EU official says China's financial sector largely closed

Mr Michel Barnier, European commissioner for internal market and services, says China's financial sector is not open enough to foreign participation and key obstacles remain to investment. -- PHOTO: REUTERS
Mr Michel Barnier, European commissioner for internal market and services, says China's financial sector is not open enough to foreign participation and key obstacles remain to investment. -- PHOTO: REUTERS

BEIJING (AFP) - China's financial sector is not open enough to foreign participation and key obstacles remain to investment, a top European Union official said on Tuesday.

"Chinese banks are some of the biggest and most powerful banks in the world," Michel Barnier, European commissioner for internal market and services, told reporters.

"They shouldn't and do not fear competition," he added.

Barnier spoke at the end of a visit to China for talks with officials, including Finance Minister Lou Jiwei.

The 28-nation EU and China announced in late November the launch of negotiations for a landmark investment agreement, even as they clashed bitterly last year over commercial disputes ranging from Chinese solar panels to European wine.

Barnier complained that foreign banks take up a mere two per cent of the Chinese market.

"So there is definitely room for progress," he said, adding that more openness in China's banking sector is in its own interest.

"We hope that European banks can be welcomed in China as we welcome Chinese banks in Europe," he said.

Barnier cited as obstacles restrictions on investment levels in joint ventures and the difficulty in obtaining licences for banking or insurance activities.

"It's difficult to get licences," he said. "There are many difficulties for foreign companies because of these controls or restrictions. These are obstacles to the participation in the Chinese market."

Barnier, however, praised as progress an emphasis on "rule of law" in decisions taken by China's ruling Communist Party at a key meeting in November, that made commitments to various social, economic and legal reforms.

"This is a very good thing," he said, also praising China's opening of its auto insurance market to European and other foreign companies.
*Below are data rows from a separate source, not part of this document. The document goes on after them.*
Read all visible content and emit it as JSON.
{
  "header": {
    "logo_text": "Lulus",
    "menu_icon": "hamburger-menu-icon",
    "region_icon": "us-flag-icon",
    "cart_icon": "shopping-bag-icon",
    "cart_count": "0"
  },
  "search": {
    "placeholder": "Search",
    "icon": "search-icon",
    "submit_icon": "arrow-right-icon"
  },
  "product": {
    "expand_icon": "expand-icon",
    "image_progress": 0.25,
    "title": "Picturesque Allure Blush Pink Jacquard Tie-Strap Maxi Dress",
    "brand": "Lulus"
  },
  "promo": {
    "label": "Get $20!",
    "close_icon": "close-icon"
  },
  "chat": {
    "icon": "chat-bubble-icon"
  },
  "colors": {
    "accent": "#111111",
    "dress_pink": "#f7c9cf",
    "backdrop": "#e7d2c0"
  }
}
EU trade chief Karel De Gucht in November urged the bloc to defend itself more aggressively against China, saying it would not "get anything from the Chinese by being polite".